March 26, 2004
ONELINEDRAWING [I]THE VOLUNTEERS[/I] REVIEW
Long before the MTV defined “screamo” fad took the music world by storm, there was the underground phenomenon Far, a four-piece outfit from Sacramento, CA. And fronting this pioneering group was Jonah Matranga, one of the most beloved and respected songwriters in music today. His honest lyrics and soothing harmonies epitomized a genre that owes a lot to him for its popularity. Matranga started work on a solo-project which quickly became a full-time venture following the ill-fated breakup of Far. Onelinedrawing is a lo-fi rock project defined by sparse instrumentation and Matranga’s sincere songwriting ability.
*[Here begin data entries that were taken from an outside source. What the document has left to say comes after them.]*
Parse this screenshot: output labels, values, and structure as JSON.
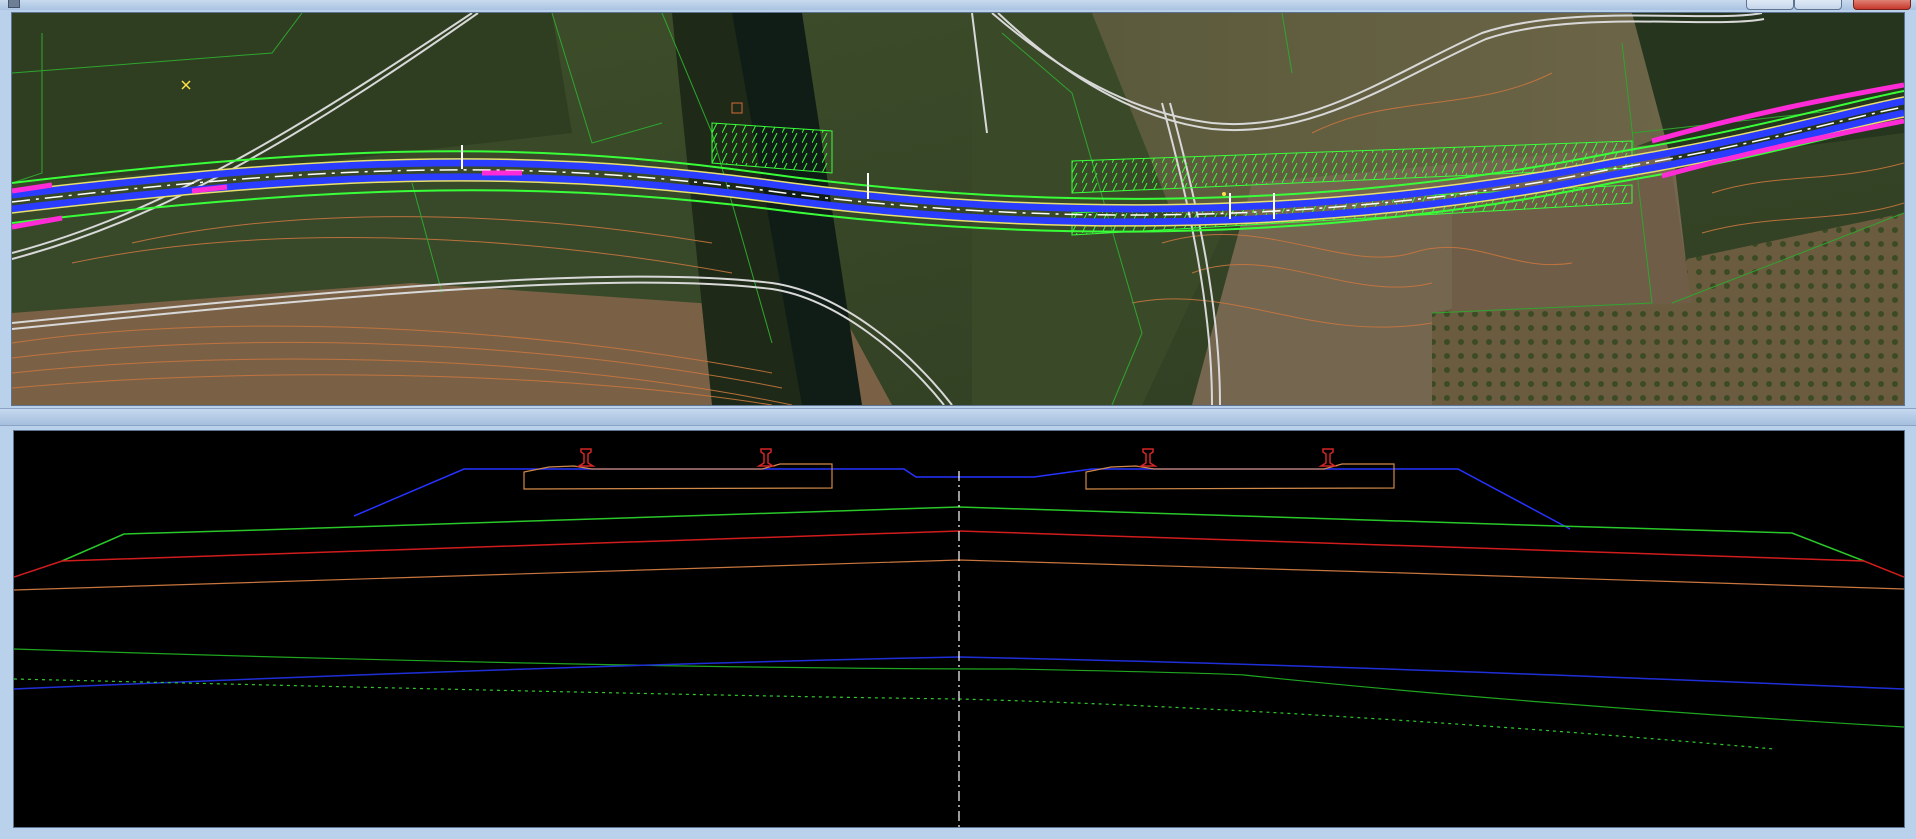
{
  "window": {
    "title": "",
    "icon": "app-window-icon",
    "controls": [
      "minimize-icon",
      "maximize-icon",
      "close-icon"
    ]
  },
  "plan_view": {
    "background": "aerial-imagery",
    "colors": {
      "alignment": "#4a6cff",
      "centerline": "#ffffff",
      "edge": "#e8e06a",
      "earthworks": "#39ff39",
      "highlight": "#ff2bd6",
      "contours": "#c8763e",
      "roads": "#d8d8d8"
    }
  },
  "section_view": {
    "background": "#000000",
    "colors": {
      "formation": "#2633ff",
      "ground_green": "#29c729",
      "ground_red": "#d01c1c",
      "ground_orange": "#c8763e",
      "rail": "#d42626",
      "ballast": "#d28a4a",
      "axis": "#ffffff",
      "lower_blue": "#1f2fd8",
      "lower_green": "#1fa51f",
      "dashed_green": "#2fc92f"
    }
  }
}
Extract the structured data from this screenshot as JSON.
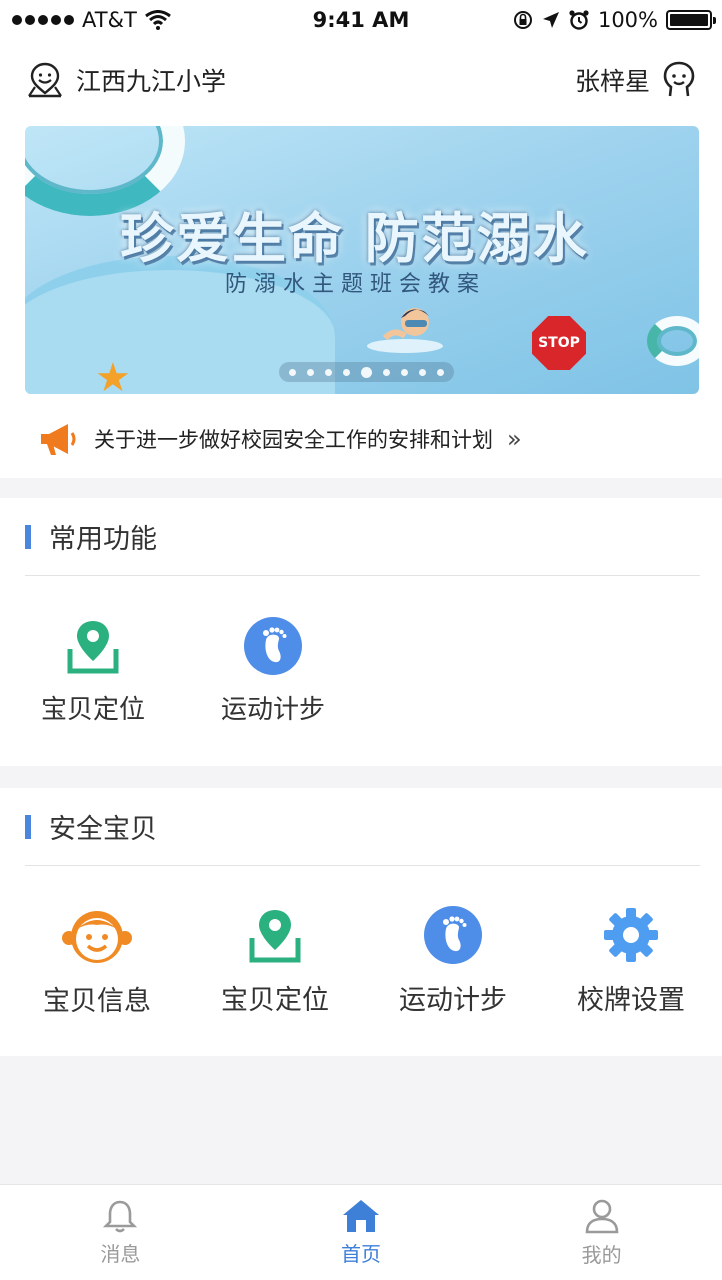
{
  "status_bar": {
    "carrier": "AT&T",
    "time": "9:41 AM",
    "battery": "100%",
    "icons": [
      "signal-icon",
      "wifi-icon",
      "orientation-lock-icon",
      "location-icon",
      "alarm-icon",
      "battery-icon"
    ]
  },
  "header": {
    "school": "江西九江小学",
    "user": "张梓星"
  },
  "banner": {
    "title": "珍爱生命 防范溺水",
    "subtitle": "防溺水主题班会教案",
    "stop_sign": "STOP",
    "page_count": 9,
    "active_page": 5
  },
  "notice": {
    "text": "关于进一步做好校园安全工作的安排和计划",
    "arrow": "»"
  },
  "section_common": {
    "title": "常用功能",
    "items": [
      {
        "label": "宝贝定位",
        "icon": "location-pin-icon"
      },
      {
        "label": "运动计步",
        "icon": "footprint-icon"
      }
    ]
  },
  "section_safety": {
    "title": "安全宝贝",
    "items": [
      {
        "label": "宝贝信息",
        "icon": "child-face-icon"
      },
      {
        "label": "宝贝定位",
        "icon": "location-pin-icon"
      },
      {
        "label": "运动计步",
        "icon": "footprint-icon"
      },
      {
        "label": "校牌设置",
        "icon": "gear-icon"
      }
    ]
  },
  "tabbar": {
    "items": [
      {
        "label": "消息",
        "icon": "bell-icon"
      },
      {
        "label": "首页",
        "icon": "home-icon",
        "active": true
      },
      {
        "label": "我的",
        "icon": "person-icon"
      }
    ]
  },
  "colors": {
    "accent": "#3e7fd8",
    "section_bar": "#4a86de",
    "green": "#2bb07f",
    "orange": "#f08a24",
    "blue_icon": "#4f8ee8"
  }
}
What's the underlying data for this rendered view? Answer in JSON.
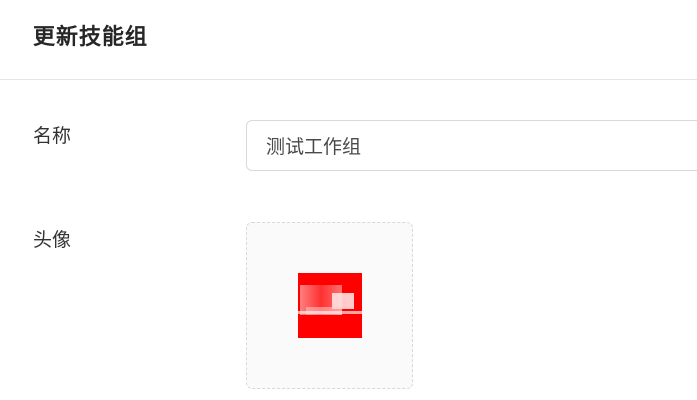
{
  "header": {
    "title": "更新技能组"
  },
  "form": {
    "name_label": "名称",
    "name_value": "测试工作组",
    "avatar_label": "头像"
  },
  "colors": {
    "avatar_fill": "#ff0000",
    "upload_border": "#d9d9d9",
    "upload_bg": "#fafafa"
  }
}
Under the moniker Onelinedrawing, Matranga has previously released several small-label issued EP’s and the critically acclaimed Visitor in 2002. The short harmonic “New York” acts as the preface for the trek through The Volunteers. The most apparent change on this album from pervious material is the addition of full-percussion on several of the songs, as on “Over It.” This doesn’t mean that Matranga has abandoned his unplugged coffeehouse persona that got him where he is today. “The Ghost” and “Oh, Boys” could easily have found their way onto Visitor or one of the Sketchy EP’s. Matranga strumming his acoustic guitar paired with his hush vocals result in the perfect amalgamation that would bring tears to the eyes of Dashboard Confessional’s Christopher Carrabba. Meanwhile, Are Too, Matranga’s electronic R2D2 companion, provides the main structure for many of the album’s tracks with his programmed drum sequences. “Stay,” the most poignant song and standout track on the album, consists of exquisite electric guitar-work, genuine words, and soothing melodies that bring to mind Sunny Day Real Estate. Matranga mixes things up with “We Had a Deal,” a rock-fuse anthem that sounds very similar to Rival Schools or even Matranga’s work in New End Original. On “Livin’ Small,” Matranga speaks from his heart of his mission as a touring musician. The thought-provoking and moving song speaks of his desire to perform, even if it’s in an intimate living room or a parking lot following a show. “Believer” makes use of Are Too’s drum sequences, small segments of keyboards, and Matranga’s simple yet intricate guitar-work. Not everything is this perfect though, for The Volunteers does have its lackluster moments. The tracks “Superhero” “Portland” and “As Much to Myself as to You” are rather dull and fail to develop beyond any promising ideas they may have been on paper.
Although there have been minor changes to the formula on The Volunteers, Onelinedrawing still remains the principally acoustic project as when it began. Relying on Matranga’s candid lyrics and relaxing melodies, Onelinedrawing stands on the line between unknown indie rock and pop sensation. Regardless of who is listening, Matranga will continue to write and belt out heartfelt gems.
Scene Point Blank
DIRECT LINK TO ARTICLE